*What you need to do*
Filter the records below for the word "title". Copy each line that holds it.
:::::
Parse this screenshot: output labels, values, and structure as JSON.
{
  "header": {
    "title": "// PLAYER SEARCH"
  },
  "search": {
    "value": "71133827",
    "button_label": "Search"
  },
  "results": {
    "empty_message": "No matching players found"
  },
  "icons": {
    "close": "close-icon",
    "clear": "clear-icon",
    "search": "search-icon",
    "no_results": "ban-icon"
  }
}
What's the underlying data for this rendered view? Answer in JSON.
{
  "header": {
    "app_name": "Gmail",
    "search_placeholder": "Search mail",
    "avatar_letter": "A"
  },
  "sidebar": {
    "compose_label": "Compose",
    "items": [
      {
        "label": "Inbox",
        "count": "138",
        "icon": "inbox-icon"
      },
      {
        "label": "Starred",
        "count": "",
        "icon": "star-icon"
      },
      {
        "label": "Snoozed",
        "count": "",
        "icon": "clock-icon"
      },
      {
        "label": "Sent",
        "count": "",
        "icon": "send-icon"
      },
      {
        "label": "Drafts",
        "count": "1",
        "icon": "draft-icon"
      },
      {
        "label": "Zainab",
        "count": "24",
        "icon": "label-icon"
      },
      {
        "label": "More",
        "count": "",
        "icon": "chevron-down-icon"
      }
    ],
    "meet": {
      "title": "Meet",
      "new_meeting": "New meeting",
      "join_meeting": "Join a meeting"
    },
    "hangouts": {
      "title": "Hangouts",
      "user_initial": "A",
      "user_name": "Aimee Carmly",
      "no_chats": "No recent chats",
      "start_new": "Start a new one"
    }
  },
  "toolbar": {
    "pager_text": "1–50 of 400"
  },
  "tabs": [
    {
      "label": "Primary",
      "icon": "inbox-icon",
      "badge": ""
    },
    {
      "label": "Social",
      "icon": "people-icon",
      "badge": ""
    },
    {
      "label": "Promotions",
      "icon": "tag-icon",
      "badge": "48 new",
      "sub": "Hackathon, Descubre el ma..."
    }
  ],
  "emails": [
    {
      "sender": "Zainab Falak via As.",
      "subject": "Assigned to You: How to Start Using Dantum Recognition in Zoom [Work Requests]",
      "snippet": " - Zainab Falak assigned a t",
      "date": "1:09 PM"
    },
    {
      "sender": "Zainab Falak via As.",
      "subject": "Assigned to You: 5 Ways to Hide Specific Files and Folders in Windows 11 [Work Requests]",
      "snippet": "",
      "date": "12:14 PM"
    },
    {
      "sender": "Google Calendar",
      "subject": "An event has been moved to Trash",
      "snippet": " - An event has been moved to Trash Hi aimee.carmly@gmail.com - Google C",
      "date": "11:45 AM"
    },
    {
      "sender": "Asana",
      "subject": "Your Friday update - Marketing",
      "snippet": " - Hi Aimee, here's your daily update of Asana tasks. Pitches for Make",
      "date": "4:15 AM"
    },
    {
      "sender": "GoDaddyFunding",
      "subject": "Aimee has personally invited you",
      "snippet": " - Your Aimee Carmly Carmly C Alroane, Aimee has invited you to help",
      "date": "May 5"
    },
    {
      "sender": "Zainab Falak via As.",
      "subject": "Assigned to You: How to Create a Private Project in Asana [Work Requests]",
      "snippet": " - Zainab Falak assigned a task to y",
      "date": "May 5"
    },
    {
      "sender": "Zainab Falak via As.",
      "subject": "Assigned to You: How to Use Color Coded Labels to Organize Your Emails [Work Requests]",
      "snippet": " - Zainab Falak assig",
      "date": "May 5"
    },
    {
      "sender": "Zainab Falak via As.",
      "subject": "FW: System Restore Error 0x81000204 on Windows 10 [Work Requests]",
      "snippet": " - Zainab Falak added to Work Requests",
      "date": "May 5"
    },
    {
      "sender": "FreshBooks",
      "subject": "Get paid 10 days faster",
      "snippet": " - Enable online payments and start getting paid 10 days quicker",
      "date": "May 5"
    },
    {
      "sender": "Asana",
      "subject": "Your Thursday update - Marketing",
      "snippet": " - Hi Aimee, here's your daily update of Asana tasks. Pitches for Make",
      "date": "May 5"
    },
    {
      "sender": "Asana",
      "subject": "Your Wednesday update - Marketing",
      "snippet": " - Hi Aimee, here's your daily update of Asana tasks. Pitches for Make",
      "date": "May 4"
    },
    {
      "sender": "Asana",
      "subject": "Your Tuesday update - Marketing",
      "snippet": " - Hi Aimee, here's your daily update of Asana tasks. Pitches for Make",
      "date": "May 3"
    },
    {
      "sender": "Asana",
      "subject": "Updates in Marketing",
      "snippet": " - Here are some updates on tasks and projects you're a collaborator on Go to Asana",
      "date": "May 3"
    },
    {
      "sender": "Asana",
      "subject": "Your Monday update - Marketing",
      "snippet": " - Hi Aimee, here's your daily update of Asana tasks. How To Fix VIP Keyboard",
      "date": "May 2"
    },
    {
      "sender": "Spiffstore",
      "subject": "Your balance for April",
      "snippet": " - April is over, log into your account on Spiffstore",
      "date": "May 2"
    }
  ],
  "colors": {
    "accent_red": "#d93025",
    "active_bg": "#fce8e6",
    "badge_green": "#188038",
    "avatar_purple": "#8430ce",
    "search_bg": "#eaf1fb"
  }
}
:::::
*Task answer*
    "title": "// PLAYER SEARCH"
      "title": "Meet",
      "title": "Hangouts",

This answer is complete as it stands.